» **Task instructions**
Return all the data, word for word.

══ Data for processing ══

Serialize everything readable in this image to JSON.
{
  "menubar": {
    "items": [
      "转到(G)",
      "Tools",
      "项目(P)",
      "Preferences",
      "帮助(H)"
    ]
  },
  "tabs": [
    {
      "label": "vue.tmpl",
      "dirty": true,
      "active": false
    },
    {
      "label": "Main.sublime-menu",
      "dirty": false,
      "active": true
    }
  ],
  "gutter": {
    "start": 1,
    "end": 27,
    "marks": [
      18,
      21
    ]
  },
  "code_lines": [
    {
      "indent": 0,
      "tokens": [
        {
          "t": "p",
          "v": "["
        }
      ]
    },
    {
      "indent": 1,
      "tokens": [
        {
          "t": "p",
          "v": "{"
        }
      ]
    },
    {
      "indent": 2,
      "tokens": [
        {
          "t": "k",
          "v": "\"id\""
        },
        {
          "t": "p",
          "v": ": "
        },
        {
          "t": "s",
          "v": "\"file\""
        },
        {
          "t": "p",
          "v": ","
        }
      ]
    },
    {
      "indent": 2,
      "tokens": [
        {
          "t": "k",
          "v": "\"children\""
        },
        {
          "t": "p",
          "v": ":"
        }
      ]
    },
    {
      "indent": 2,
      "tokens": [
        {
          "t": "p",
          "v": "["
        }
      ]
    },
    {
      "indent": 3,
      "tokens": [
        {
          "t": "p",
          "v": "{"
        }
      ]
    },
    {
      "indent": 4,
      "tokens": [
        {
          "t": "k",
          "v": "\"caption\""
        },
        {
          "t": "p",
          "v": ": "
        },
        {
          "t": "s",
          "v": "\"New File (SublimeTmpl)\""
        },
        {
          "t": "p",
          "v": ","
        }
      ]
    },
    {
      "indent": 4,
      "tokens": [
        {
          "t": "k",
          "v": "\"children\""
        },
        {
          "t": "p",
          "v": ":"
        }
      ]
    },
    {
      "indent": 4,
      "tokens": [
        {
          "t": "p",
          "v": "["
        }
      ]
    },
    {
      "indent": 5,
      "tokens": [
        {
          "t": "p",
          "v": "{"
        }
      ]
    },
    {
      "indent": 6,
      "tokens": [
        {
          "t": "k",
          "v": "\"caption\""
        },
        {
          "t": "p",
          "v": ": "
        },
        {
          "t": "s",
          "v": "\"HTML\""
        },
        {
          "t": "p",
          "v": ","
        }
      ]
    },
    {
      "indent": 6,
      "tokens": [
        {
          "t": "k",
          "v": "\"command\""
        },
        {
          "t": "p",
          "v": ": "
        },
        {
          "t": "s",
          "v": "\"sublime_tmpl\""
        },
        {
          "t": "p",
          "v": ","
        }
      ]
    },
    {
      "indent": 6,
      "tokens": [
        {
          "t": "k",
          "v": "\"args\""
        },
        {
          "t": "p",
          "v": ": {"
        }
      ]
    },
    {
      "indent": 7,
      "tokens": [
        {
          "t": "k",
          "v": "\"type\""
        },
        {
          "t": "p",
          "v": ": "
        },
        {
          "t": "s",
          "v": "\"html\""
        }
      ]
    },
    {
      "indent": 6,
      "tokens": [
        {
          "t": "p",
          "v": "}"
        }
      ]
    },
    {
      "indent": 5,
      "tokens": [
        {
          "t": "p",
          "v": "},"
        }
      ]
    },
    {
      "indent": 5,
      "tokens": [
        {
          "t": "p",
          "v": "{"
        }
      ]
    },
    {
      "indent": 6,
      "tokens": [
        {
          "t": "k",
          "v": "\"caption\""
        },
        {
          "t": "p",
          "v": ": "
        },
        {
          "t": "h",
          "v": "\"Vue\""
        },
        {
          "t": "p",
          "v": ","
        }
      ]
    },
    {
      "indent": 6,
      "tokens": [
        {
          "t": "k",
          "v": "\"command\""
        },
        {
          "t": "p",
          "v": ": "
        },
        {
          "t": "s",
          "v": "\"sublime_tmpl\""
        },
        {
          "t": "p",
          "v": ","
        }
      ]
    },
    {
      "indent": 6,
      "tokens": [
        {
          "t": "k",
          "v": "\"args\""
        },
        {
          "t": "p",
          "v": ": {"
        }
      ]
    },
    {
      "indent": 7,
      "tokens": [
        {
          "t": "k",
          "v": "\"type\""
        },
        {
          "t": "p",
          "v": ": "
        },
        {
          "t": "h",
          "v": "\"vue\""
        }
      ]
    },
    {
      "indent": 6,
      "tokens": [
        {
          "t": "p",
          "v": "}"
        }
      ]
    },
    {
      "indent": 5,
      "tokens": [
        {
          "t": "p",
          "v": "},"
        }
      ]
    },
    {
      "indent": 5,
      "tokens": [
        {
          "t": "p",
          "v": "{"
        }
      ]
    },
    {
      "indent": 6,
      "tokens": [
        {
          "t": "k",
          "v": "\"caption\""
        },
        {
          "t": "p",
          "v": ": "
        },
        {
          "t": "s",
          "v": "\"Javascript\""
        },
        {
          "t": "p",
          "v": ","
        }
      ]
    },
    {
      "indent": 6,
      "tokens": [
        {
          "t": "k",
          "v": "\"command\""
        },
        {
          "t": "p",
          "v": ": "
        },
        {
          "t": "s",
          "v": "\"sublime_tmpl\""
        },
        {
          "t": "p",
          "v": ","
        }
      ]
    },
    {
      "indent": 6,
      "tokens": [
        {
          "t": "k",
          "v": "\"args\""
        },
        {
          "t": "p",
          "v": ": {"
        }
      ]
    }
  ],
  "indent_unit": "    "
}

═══

» **Answer**
Serialize everything readable in this image to JSON.
{
  "menubar": {
    "items": [
      "转到(G)",
      "Tools",
      "项目(P)",
      "Preferences",
      "帮助(H)"
    ]
  },
  "tabs": [
    {
      "label": "vue.tmpl",
      "dirty": true,
      "active": false
    },
    {
      "label": "Main.sublime-menu",
      "dirty": false,
      "active": true
    }
  ],
  "gutter": {
    "start": 1,
    "end": 27,
    "marks": [
      18,
      21
    ]
  },
  "code_lines": [
    {
      "indent": 0,
      "tokens": [
        {
          "t": "p",
          "v": "["
        }
      ]
    },
    {
      "indent": 1,
      "tokens": [
        {
          "t": "p",
          "v": "{"
        }
      ]
    },
    {
      "indent": 2,
      "tokens": [
        {
          "t": "k",
          "v": "\"id\""
        },
        {
          "t": "p",
          "v": ": "
        },
        {
          "t": "s",
          "v": "\"file\""
        },
        {
          "t": "p",
          "v": ","
        }
      ]
    },
    {
      "indent": 2,
      "tokens": [
        {
          "t": "k",
          "v": "\"children\""
        },
        {
          "t": "p",
          "v": ":"
        }
      ]
    },
    {
      "indent": 2,
      "tokens": [
        {
          "t": "p",
          "v": "["
        }
      ]
    },
    {
      "indent": 3,
      "tokens": [
        {
          "t": "p",
          "v": "{"
        }
      ]
    },
    {
      "indent": 4,
      "tokens": [
        {
          "t": "k",
          "v": "\"caption\""
        },
        {
          "t": "p",
          "v": ": "
        },
        {
          "t": "s",
          "v": "\"New File (SublimeTmpl)\""
        },
        {
          "t": "p",
          "v": ","
        }
      ]
    },
    {
      "indent": 4,
      "tokens": [
        {
          "t": "k",
          "v": "\"children\""
        },
        {
          "t": "p",
          "v": ":"
        }
      ]
    },
    {
      "indent": 4,
      "tokens": [
        {
          "t": "p",
          "v": "["
        }
      ]
    },
    {
      "indent": 5,
      "tokens": [
        {
          "t": "p",
          "v": "{"
        }
      ]
    },
    {
      "indent": 6,
      "tokens": [
        {
          "t": "k",
          "v": "\"caption\""
        },
        {
          "t": "p",
          "v": ": "
        },
        {
          "t": "s",
          "v": "\"HTML\""
        },
        {
          "t": "p",
          "v": ","
        }
      ]
    },
    {
      "indent": 6,
      "tokens": [
        {
          "t": "k",
          "v": "\"command\""
        },
        {
          "t": "p",
          "v": ": "
        },
        {
          "t": "s",
          "v": "\"sublime_tmpl\""
        },
        {
          "t": "p",
          "v": ","
        }
      ]
    },
    {
      "indent": 6,
      "tokens": [
        {
          "t": "k",
          "v": "\"args\""
        },
        {
          "t": "p",
          "v": ": {"
        }
      ]
    },
    {
      "indent": 7,
      "tokens": [
        {
          "t": "k",
          "v": "\"type\""
        },
        {
          "t": "p",
          "v": ": "
        },
        {
          "t": "s",
          "v": "\"html\""
        }
      ]
    },
    {
      "indent": 6,
      "tokens": [
        {
          "t": "p",
          "v": "}"
        }
      ]
    },
    {
      "indent": 5,
      "tokens": [
        {
          "t": "p",
          "v": "},"
        }
      ]
    },
    {
      "indent": 5,
      "tokens": [
        {
          "t": "p",
          "v": "{"
        }
      ]
    },
    {
      "indent": 6,
      "tokens": [
        {
          "t": "k",
          "v": "\"caption\""
        },
        {
          "t": "p",
          "v": ": "
        },
        {
          "t": "h",
          "v": "\"Vue\""
        },
        {
          "t": "p",
          "v": ","
        }
      ]
    },
    {
      "indent": 6,
      "tokens": [
        {
          "t": "k",
          "v": "\"command\""
        },
        {
          "t": "p",
          "v": ": "
        },
        {
          "t": "s",
          "v": "\"sublime_tmpl\""
        },
        {
          "t": "p",
          "v": ","
        }
      ]
    },
    {
      "indent": 6,
      "tokens": [
        {
          "t": "k",
          "v": "\"args\""
        },
        {
          "t": "p",
          "v": ": {"
        }
      ]
    },
    {
      "indent": 7,
      "tokens": [
        {
          "t": "k",
          "v": "\"type\""
        },
        {
          "t": "p",
          "v": ": "
        },
        {
          "t": "h",
          "v": "\"vue\""
        }
      ]
    },
    {
      "indent": 6,
      "tokens": [
        {
          "t": "p",
          "v": "}"
        }
      ]
    },
    {
      "indent": 5,
      "tokens": [
        {
          "t": "p",
          "v": "},"
        }
      ]
    },
    {
      "indent": 5,
      "tokens": [
        {
          "t": "p",
          "v": "{"
        }
      ]
    },
    {
      "indent": 6,
      "tokens": [
        {
          "t": "k",
          "v": "\"caption\""
        },
        {
          "t": "p",
          "v": ": "
        },
        {
          "t": "s",
          "v": "\"Javascript\""
        },
        {
          "t": "p",
          "v": ","
        }
      ]
    },
    {
      "indent": 6,
      "tokens": [
        {
          "t": "k",
          "v": "\"command\""
        },
        {
          "t": "p",
          "v": ": "
        },
        {
          "t": "s",
          "v": "\"sublime_tmpl\""
        },
        {
          "t": "p",
          "v": ","
        }
      ]
    },
    {
      "indent": 6,
      "tokens": [
        {
          "t": "k",
          "v": "\"args\""
        },
        {
          "t": "p",
          "v": ": {"
        }
      ]
    }
  ],
  "indent_unit": "    "
}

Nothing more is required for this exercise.